(Entries from a dataset of interfaces)
----

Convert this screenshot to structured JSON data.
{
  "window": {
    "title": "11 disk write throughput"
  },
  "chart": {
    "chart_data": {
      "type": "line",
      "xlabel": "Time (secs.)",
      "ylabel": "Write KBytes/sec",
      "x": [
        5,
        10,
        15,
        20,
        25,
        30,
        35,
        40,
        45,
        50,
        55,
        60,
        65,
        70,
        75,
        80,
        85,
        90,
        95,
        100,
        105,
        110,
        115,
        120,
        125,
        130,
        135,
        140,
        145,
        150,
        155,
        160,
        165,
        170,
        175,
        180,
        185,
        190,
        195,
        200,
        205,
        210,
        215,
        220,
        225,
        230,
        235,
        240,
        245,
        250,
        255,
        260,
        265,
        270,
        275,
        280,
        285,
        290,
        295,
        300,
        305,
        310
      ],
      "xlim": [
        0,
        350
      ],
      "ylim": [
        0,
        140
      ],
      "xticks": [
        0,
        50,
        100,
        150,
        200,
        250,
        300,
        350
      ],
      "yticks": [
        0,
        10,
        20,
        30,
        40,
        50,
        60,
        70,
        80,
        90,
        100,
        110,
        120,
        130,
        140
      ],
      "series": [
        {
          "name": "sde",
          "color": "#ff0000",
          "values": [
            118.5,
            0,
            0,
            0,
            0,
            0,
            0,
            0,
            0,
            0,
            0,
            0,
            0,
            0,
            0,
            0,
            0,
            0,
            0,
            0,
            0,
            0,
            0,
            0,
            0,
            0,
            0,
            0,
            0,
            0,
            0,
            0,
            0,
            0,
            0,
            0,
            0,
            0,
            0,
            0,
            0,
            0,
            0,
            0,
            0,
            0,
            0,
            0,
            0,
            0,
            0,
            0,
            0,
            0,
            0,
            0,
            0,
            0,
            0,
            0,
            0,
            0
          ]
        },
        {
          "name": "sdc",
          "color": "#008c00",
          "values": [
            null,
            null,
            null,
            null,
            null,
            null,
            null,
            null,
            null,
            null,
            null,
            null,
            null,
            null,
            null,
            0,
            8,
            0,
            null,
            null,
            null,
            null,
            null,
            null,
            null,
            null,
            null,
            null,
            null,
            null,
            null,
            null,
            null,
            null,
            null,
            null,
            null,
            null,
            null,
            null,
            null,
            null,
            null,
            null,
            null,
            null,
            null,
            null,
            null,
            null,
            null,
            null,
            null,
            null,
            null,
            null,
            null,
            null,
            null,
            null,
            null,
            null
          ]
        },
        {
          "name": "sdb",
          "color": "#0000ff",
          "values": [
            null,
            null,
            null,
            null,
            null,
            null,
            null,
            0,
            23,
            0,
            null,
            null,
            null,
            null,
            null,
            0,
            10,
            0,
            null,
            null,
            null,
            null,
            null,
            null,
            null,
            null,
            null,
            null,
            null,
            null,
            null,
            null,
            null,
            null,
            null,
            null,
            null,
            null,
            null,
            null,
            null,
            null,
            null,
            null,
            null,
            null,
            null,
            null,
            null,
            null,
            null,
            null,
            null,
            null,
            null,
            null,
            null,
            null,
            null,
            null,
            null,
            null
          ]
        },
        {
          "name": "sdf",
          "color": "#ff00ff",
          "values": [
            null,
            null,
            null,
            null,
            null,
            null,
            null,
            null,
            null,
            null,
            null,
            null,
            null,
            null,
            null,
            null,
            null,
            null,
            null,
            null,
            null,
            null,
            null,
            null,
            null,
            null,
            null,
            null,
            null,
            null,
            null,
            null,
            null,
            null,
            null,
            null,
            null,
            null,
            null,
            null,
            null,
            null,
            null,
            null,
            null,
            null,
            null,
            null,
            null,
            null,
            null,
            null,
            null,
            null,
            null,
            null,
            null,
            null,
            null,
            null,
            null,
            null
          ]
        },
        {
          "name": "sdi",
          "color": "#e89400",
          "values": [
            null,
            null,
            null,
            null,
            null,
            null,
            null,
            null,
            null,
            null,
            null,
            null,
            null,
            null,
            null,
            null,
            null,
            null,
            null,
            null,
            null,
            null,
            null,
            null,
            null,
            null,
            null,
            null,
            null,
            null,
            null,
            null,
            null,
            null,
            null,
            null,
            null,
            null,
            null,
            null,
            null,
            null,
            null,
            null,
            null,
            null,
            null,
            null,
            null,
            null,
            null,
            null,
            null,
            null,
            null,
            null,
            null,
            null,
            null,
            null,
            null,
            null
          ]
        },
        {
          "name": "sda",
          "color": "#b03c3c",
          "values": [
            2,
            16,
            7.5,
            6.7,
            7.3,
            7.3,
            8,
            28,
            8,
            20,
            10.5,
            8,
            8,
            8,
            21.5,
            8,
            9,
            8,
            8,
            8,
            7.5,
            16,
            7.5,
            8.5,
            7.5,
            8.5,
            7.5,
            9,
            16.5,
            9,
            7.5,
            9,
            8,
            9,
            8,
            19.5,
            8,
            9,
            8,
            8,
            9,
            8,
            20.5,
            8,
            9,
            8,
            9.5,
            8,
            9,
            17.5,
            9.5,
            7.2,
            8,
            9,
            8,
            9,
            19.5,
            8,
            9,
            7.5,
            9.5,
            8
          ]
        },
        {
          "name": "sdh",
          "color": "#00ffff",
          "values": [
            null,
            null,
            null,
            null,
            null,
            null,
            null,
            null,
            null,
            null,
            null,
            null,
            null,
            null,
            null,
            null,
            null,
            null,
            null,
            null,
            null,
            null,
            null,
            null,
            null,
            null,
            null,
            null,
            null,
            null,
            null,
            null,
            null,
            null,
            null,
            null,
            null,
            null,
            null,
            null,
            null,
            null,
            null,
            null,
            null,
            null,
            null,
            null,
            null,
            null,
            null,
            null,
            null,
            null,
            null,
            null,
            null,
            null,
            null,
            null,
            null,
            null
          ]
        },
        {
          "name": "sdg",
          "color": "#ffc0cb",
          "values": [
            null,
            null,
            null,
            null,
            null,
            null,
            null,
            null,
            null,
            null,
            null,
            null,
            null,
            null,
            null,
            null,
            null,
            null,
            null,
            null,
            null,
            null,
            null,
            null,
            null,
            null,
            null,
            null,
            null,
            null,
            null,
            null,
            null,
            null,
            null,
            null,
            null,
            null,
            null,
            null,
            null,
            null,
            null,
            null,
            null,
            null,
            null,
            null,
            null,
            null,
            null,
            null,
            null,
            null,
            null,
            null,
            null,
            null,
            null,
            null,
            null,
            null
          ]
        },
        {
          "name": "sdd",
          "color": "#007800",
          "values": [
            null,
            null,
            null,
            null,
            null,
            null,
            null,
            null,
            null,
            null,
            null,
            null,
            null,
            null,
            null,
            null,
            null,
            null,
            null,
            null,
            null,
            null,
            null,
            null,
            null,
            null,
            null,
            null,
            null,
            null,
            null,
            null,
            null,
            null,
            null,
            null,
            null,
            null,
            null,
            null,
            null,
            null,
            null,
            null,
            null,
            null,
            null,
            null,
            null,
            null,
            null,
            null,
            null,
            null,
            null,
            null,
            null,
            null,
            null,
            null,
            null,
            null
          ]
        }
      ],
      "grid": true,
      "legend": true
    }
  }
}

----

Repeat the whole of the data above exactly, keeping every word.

#### [Written response]
Convert this screenshot to structured JSON data.
{
  "window": {
    "title": "11 disk write throughput"
  },
  "chart": {
    "chart_data": {
      "type": "line",
      "xlabel": "Time (secs.)",
      "ylabel": "Write KBytes/sec",
      "x": [
        5,
        10,
        15,
        20,
        25,
        30,
        35,
        40,
        45,
        50,
        55,
        60,
        65,
        70,
        75,
        80,
        85,
        90,
        95,
        100,
        105,
        110,
        115,
        120,
        125,
        130,
        135,
        140,
        145,
        150,
        155,
        160,
        165,
        170,
        175,
        180,
        185,
        190,
        195,
        200,
        205,
        210,
        215,
        220,
        225,
        230,
        235,
        240,
        245,
        250,
        255,
        260,
        265,
        270,
        275,
        280,
        285,
        290,
        295,
        300,
        305,
        310
      ],
      "xlim": [
        0,
        350
      ],
      "ylim": [
        0,
        140
      ],
      "xticks": [
        0,
        50,
        100,
        150,
        200,
        250,
        300,
        350
      ],
      "yticks": [
        0,
        10,
        20,
        30,
        40,
        50,
        60,
        70,
        80,
        90,
        100,
        110,
        120,
        130,
        140
      ],
      "series": [
        {
          "name": "sde",
          "color": "#ff0000",
          "values": [
            118.5,
            0,
            0,
            0,
            0,
            0,
            0,
            0,
            0,
            0,
            0,
            0,
            0,
            0,
            0,
            0,
            0,
            0,
            0,
            0,
            0,
            0,
            0,
            0,
            0,
            0,
            0,
            0,
            0,
            0,
            0,
            0,
            0,
            0,
            0,
            0,
            0,
            0,
            0,
            0,
            0,
            0,
            0,
            0,
            0,
            0,
            0,
            0,
            0,
            0,
            0,
            0,
            0,
            0,
            0,
            0,
            0,
            0,
            0,
            0,
            0,
            0
          ]
        },
        {
          "name": "sdc",
          "color": "#008c00",
          "values": [
            null,
            null,
            null,
            null,
            null,
            null,
            null,
            null,
            null,
            null,
            null,
            null,
            null,
            null,
            null,
            0,
            8,
            0,
            null,
            null,
            null,
            null,
            null,
            null,
            null,
            null,
            null,
            null,
            null,
            null,
            null,
            null,
            null,
            null,
            null,
            null,
            null,
            null,
            null,
            null,
            null,
            null,
            null,
            null,
            null,
            null,
            null,
            null,
            null,
            null,
            null,
            null,
            null,
            null,
            null,
            null,
            null,
            null,
            null,
            null,
            null,
            null
          ]
        },
        {
          "name": "sdb",
          "color": "#0000ff",
          "values": [
            null,
            null,
            null,
            null,
            null,
            null,
            null,
            0,
            23,
            0,
            null,
            null,
            null,
            null,
            null,
            0,
            10,
            0,
            null,
            null,
            null,
            null,
            null,
            null,
            null,
            null,
            null,
            null,
            null,
            null,
            null,
            null,
            null,
            null,
            null,
            null,
            null,
            null,
            null,
            null,
            null,
            null,
            null,
            null,
            null,
            null,
            null,
            null,
            null,
            null,
            null,
            null,
            null,
            null,
            null,
            null,
            null,
            null,
            null,
            null,
            null,
            null
          ]
        },
        {
          "name": "sdf",
          "color": "#ff00ff",
          "values": [
            null,
            null,
            null,
            null,
            null,
            null,
            null,
            null,
            null,
            null,
            null,
            null,
            null,
            null,
            null,
            null,
            null,
            null,
            null,
            null,
            null,
            null,
            null,
            null,
            null,
            null,
            null,
            null,
            null,
            null,
            null,
            null,
            null,
            null,
            null,
            null,
            null,
            null,
            null,
            null,
            null,
            null,
            null,
            null,
            null,
            null,
            null,
            null,
            null,
            null,
            null,
            null,
            null,
            null,
            null,
            null,
            null,
            null,
            null,
            null,
            null,
            null
          ]
        },
        {
          "name": "sdi",
          "color": "#e89400",
          "values": [
            null,
            null,
            null,
            null,
            null,
            null,
            null,
            null,
            null,
            null,
            null,
            null,
            null,
            null,
            null,
            null,
            null,
            null,
            null,
            null,
            null,
            null,
            null,
            null,
            null,
            null,
            null,
            null,
            null,
            null,
            null,
            null,
            null,
            null,
            null,
            null,
            null,
            null,
            null,
            null,
            null,
            null,
            null,
            null,
            null,
            null,
            null,
            null,
            null,
            null,
            null,
            null,
            null,
            null,
            null,
            null,
            null,
            null,
            null,
            null,
            null,
            null
          ]
        },
        {
          "name": "sda",
          "color": "#b03c3c",
          "values": [
            2,
            16,
            7.5,
            6.7,
            7.3,
            7.3,
            8,
            28,
            8,
            20,
            10.5,
            8,
            8,
            8,
            21.5,
            8,
            9,
            8,
            8,
            8,
            7.5,
            16,
            7.5,
            8.5,
            7.5,
            8.5,
            7.5,
            9,
            16.5,
            9,
            7.5,
            9,
            8,
            9,
            8,
            19.5,
            8,
            9,
            8,
            8,
            9,
            8,
            20.5,
            8,
            9,
            8,
            9.5,
            8,
            9,
            17.5,
            9.5,
            7.2,
            8,
            9,
            8,
            9,
            19.5,
            8,
            9,
            7.5,
            9.5,
            8
          ]
        },
        {
          "name": "sdh",
          "color": "#00ffff",
          "values": [
            null,
            null,
            null,
            null,
            null,
            null,
            null,
            null,
            null,
            null,
            null,
            null,
            null,
            null,
            null,
            null,
            null,
            null,
            null,
            null,
            null,
            null,
            null,
            null,
            null,
            null,
            null,
            null,
            null,
            null,
            null,
            null,
            null,
            null,
            null,
            null,
            null,
            null,
            null,
            null,
            null,
            null,
            null,
            null,
            null,
            null,
            null,
            null,
            null,
            null,
            null,
            null,
            null,
            null,
            null,
            null,
            null,
            null,
            null,
            null,
            null,
            null
          ]
        },
        {
          "name": "sdg",
          "color": "#ffc0cb",
          "values": [
            null,
            null,
            null,
            null,
            null,
            null,
            null,
            null,
            null,
            null,
            null,
            null,
            null,
            null,
            null,
            null,
            null,
            null,
            null,
            null,
            null,
            null,
            null,
            null,
            null,
            null,
            null,
            null,
            null,
            null,
            null,
            null,
            null,
            null,
            null,
            null,
            null,
            null,
            null,
            null,
            null,
            null,
            null,
            null,
            null,
            null,
            null,
            null,
            null,
            null,
            null,
            null,
            null,
            null,
            null,
            null,
            null,
            null,
            null,
            null,
            null,
            null
          ]
        },
        {
          "name": "sdd",
          "color": "#007800",
          "values": [
            null,
            null,
            null,
            null,
            null,
            null,
            null,
            null,
            null,
            null,
            null,
            null,
            null,
            null,
            null,
            null,
            null,
            null,
            null,
            null,
            null,
            null,
            null,
            null,
            null,
            null,
            null,
            null,
            null,
            null,
            null,
            null,
            null,
            null,
            null,
            null,
            null,
            null,
            null,
            null,
            null,
            null,
            null,
            null,
            null,
            null,
            null,
            null,
            null,
            null,
            null,
            null,
            null,
            null,
            null,
            null,
            null,
            null,
            null,
            null,
            null,
            null
          ]
        }
      ],
      "grid": true,
      "legend": true
    }
  }
}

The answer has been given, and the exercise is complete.